=== How to complete this task ===
The lines you need are those holding the word "date"; pull them from the material.

=== Supplied entries ===
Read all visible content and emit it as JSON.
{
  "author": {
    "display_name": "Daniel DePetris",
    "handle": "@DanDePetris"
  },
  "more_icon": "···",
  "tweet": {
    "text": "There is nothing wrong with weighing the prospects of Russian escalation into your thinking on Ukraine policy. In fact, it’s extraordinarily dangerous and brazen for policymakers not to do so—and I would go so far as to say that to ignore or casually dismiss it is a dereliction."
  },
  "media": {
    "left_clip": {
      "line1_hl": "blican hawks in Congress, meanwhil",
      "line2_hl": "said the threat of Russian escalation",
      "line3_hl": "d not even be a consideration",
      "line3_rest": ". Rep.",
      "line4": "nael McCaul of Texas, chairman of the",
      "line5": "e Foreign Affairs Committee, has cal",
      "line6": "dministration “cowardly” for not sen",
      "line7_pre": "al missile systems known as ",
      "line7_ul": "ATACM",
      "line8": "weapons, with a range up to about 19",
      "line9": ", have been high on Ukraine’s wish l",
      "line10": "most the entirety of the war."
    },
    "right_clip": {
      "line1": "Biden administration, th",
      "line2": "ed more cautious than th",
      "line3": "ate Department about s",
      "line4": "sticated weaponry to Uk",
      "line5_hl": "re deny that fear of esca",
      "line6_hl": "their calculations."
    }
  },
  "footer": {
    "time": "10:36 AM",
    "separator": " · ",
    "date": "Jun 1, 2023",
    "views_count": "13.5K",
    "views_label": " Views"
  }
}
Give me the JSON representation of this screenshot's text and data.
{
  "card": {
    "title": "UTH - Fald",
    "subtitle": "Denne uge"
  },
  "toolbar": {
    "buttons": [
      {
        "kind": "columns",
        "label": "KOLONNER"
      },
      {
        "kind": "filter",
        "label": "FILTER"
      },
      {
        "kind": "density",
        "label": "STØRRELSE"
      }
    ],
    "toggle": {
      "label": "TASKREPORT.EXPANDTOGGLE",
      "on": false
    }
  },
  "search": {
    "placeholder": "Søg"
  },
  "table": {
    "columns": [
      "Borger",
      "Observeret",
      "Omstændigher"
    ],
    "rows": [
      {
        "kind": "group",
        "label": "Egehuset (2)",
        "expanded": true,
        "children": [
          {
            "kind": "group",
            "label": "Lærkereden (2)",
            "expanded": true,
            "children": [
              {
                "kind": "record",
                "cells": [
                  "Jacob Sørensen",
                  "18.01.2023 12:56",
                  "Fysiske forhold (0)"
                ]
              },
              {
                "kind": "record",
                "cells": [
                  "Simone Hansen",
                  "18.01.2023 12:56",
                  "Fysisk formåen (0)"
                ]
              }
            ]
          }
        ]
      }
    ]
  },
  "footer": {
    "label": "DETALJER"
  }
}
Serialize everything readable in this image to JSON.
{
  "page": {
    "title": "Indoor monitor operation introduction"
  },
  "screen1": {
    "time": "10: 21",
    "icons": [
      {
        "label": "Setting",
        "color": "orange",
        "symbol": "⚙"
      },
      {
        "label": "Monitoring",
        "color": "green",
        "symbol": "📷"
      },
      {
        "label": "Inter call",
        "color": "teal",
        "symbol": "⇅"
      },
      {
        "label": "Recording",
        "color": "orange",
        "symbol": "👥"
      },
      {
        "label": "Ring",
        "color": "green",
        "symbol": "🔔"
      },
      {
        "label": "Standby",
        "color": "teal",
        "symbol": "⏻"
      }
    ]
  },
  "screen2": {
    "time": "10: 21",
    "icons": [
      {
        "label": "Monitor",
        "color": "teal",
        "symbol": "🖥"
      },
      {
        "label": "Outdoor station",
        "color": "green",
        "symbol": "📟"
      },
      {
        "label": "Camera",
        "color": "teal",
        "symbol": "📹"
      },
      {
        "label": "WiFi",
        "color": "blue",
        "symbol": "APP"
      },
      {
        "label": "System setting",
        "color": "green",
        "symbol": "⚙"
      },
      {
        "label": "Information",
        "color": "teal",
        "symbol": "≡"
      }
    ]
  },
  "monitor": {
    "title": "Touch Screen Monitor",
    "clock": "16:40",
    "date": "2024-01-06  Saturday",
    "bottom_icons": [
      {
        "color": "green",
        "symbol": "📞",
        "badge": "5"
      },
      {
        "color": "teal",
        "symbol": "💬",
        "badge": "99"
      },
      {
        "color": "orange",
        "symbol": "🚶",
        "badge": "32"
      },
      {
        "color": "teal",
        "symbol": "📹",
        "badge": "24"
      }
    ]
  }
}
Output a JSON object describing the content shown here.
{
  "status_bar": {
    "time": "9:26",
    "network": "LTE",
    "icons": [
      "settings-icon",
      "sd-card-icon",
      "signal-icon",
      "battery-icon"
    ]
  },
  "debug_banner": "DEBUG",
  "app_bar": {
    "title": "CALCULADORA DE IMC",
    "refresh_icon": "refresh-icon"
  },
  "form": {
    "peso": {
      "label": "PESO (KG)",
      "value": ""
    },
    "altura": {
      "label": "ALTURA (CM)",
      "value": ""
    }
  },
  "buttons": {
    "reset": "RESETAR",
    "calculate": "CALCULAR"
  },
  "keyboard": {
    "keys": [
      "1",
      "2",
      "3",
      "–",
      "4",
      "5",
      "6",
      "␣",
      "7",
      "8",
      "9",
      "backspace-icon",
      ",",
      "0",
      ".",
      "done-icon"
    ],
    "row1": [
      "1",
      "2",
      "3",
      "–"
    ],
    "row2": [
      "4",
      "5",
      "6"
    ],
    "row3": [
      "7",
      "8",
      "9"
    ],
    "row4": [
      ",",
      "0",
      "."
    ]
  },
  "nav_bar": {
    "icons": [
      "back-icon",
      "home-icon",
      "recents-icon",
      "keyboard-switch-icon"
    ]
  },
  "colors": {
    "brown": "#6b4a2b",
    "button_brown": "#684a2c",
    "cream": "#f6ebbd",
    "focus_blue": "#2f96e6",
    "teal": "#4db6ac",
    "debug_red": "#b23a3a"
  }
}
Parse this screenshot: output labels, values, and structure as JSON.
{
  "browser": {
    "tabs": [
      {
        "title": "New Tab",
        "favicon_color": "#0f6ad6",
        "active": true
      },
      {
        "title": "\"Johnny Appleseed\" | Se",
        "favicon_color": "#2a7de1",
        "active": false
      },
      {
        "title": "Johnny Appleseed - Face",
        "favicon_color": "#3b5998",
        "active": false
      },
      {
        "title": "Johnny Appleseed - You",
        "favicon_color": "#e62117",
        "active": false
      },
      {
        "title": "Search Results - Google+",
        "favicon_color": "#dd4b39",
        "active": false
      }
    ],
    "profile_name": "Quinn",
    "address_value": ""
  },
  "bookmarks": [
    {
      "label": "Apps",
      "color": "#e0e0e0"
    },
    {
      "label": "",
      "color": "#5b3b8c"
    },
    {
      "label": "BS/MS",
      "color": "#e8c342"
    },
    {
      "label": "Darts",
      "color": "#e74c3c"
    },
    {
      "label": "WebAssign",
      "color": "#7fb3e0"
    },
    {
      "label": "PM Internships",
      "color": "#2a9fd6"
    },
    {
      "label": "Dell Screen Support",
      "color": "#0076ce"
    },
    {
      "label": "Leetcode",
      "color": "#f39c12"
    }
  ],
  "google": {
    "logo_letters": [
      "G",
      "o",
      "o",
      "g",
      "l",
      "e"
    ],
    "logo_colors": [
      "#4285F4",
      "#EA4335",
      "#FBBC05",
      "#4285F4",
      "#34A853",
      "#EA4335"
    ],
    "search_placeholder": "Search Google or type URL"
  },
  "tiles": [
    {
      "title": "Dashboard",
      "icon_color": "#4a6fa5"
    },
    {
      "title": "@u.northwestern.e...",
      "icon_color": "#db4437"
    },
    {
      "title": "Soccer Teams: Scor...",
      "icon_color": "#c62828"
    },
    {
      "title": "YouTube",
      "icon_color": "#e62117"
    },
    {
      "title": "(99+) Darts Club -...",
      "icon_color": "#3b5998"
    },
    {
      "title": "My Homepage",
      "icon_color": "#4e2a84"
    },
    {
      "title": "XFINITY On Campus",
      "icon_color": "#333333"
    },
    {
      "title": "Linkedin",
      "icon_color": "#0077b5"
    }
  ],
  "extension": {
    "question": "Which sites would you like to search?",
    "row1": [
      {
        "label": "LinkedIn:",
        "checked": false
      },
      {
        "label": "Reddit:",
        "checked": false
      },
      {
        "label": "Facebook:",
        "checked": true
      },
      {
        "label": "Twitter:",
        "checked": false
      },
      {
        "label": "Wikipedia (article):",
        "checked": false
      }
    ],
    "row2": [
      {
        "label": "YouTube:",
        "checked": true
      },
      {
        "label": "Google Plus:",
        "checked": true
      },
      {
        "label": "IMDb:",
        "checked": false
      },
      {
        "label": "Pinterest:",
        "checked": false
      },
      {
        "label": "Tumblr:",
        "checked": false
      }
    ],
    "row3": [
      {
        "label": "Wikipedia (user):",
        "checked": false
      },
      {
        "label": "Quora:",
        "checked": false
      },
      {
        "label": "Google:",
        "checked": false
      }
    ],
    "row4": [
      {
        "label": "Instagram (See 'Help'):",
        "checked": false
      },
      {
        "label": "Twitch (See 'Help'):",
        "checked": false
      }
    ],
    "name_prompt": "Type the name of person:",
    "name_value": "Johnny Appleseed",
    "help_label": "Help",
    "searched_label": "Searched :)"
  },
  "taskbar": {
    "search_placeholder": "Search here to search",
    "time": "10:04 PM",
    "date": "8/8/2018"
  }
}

=== Task result ===
    "date": "Jun 1, 2023",
    "date": "2024-01-06  Saturday",
    "date": "8/8/2018"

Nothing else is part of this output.